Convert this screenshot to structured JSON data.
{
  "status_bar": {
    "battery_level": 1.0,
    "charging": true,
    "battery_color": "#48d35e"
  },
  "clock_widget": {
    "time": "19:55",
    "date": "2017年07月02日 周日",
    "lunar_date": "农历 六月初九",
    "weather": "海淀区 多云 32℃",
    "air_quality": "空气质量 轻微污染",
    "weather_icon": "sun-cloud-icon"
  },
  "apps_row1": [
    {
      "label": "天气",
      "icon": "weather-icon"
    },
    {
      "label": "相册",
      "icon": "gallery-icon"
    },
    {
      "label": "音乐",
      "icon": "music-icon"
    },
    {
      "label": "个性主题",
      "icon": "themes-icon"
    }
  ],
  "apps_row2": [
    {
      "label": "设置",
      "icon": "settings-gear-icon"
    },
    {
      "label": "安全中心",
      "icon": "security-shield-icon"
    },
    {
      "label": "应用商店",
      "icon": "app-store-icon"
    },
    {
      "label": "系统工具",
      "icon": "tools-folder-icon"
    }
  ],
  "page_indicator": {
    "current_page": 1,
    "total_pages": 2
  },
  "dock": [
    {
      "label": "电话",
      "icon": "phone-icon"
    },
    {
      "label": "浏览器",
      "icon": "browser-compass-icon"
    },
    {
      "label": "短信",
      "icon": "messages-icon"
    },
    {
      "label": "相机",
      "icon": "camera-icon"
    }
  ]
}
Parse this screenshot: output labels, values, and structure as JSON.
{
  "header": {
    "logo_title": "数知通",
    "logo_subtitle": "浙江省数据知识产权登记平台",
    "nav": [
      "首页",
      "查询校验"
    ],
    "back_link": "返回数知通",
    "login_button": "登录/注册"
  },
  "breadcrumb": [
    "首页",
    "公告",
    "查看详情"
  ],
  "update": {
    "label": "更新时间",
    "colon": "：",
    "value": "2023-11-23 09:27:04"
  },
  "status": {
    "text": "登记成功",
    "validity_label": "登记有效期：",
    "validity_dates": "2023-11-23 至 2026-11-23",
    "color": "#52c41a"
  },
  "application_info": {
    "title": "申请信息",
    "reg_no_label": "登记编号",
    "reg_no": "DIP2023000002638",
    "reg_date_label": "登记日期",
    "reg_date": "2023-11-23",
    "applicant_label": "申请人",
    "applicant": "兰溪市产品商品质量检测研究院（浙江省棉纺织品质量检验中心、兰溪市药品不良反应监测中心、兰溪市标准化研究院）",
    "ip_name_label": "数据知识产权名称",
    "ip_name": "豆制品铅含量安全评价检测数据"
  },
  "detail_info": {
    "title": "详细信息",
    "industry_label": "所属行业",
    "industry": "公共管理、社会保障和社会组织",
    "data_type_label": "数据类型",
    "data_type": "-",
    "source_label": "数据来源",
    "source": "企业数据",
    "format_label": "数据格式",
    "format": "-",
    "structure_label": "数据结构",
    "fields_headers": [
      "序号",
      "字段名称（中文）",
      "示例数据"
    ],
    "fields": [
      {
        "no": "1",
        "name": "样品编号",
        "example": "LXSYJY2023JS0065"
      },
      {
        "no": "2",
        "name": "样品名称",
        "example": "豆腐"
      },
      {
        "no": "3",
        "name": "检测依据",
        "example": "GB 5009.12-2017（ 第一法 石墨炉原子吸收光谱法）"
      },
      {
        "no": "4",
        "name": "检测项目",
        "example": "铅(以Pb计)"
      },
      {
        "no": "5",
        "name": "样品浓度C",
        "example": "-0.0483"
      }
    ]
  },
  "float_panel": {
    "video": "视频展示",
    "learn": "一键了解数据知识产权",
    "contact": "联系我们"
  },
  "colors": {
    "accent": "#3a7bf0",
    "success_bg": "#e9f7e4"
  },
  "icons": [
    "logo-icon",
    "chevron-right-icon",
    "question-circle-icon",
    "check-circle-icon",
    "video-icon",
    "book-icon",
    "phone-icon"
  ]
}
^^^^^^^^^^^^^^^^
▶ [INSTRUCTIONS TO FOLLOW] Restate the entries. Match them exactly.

▶ [ANSWER SPACE]
Convert this screenshot to structured JSON data.
{
  "status_bar": {
    "battery_level": 1.0,
    "charging": true,
    "battery_color": "#48d35e"
  },
  "clock_widget": {
    "time": "19:55",
    "date": "2017年07月02日 周日",
    "lunar_date": "农历 六月初九",
    "weather": "海淀区 多云 32℃",
    "air_quality": "空气质量 轻微污染",
    "weather_icon": "sun-cloud-icon"
  },
  "apps_row1": [
    {
      "label": "天气",
      "icon": "weather-icon"
    },
    {
      "label": "相册",
      "icon": "gallery-icon"
    },
    {
      "label": "音乐",
      "icon": "music-icon"
    },
    {
      "label": "个性主题",
      "icon": "themes-icon"
    }
  ],
  "apps_row2": [
    {
      "label": "设置",
      "icon": "settings-gear-icon"
    },
    {
      "label": "安全中心",
      "icon": "security-shield-icon"
    },
    {
      "label": "应用商店",
      "icon": "app-store-icon"
    },
    {
      "label": "系统工具",
      "icon": "tools-folder-icon"
    }
  ],
  "page_indicator": {
    "current_page": 1,
    "total_pages": 2
  },
  "dock": [
    {
      "label": "电话",
      "icon": "phone-icon"
    },
    {
      "label": "浏览器",
      "icon": "browser-compass-icon"
    },
    {
      "label": "短信",
      "icon": "messages-icon"
    },
    {
      "label": "相机",
      "icon": "camera-icon"
    }
  ]
}
Parse this screenshot: output labels, values, and structure as JSON.
{
  "header": {
    "logo_title": "数知通",
    "logo_subtitle": "浙江省数据知识产权登记平台",
    "nav": [
      "首页",
      "查询校验"
    ],
    "back_link": "返回数知通",
    "login_button": "登录/注册"
  },
  "breadcrumb": [
    "首页",
    "公告",
    "查看详情"
  ],
  "update": {
    "label": "更新时间",
    "colon": "：",
    "value": "2023-11-23 09:27:04"
  },
  "status": {
    "text": "登记成功",
    "validity_label": "登记有效期：",
    "validity_dates": "2023-11-23 至 2026-11-23",
    "color": "#52c41a"
  },
  "application_info": {
    "title": "申请信息",
    "reg_no_label": "登记编号",
    "reg_no": "DIP2023000002638",
    "reg_date_label": "登记日期",
    "reg_date": "2023-11-23",
    "applicant_label": "申请人",
    "applicant": "兰溪市产品商品质量检测研究院（浙江省棉纺织品质量检验中心、兰溪市药品不良反应监测中心、兰溪市标准化研究院）",
    "ip_name_label": "数据知识产权名称",
    "ip_name": "豆制品铅含量安全评价检测数据"
  },
  "detail_info": {
    "title": "详细信息",
    "industry_label": "所属行业",
    "industry": "公共管理、社会保障和社会组织",
    "data_type_label": "数据类型",
    "data_type": "-",
    "source_label": "数据来源",
    "source": "企业数据",
    "format_label": "数据格式",
    "format": "-",
    "structure_label": "数据结构",
    "fields_headers": [
      "序号",
      "字段名称（中文）",
      "示例数据"
    ],
    "fields": [
      {
        "no": "1",
        "name": "样品编号",
        "example": "LXSYJY2023JS0065"
      },
      {
        "no": "2",
        "name": "样品名称",
        "example": "豆腐"
      },
      {
        "no": "3",
        "name": "检测依据",
        "example": "GB 5009.12-2017（ 第一法 石墨炉原子吸收光谱法）"
      },
      {
        "no": "4",
        "name": "检测项目",
        "example": "铅(以Pb计)"
      },
      {
        "no": "5",
        "name": "样品浓度C",
        "example": "-0.0483"
      }
    ]
  },
  "float_panel": {
    "video": "视频展示",
    "learn": "一键了解数据知识产权",
    "contact": "联系我们"
  },
  "colors": {
    "accent": "#3a7bf0",
    "success_bg": "#e9f7e4"
  },
  "icons": [
    "logo-icon",
    "chevron-right-icon",
    "question-circle-icon",
    "check-circle-icon",
    "video-icon",
    "book-icon",
    "phone-icon"
  ]
}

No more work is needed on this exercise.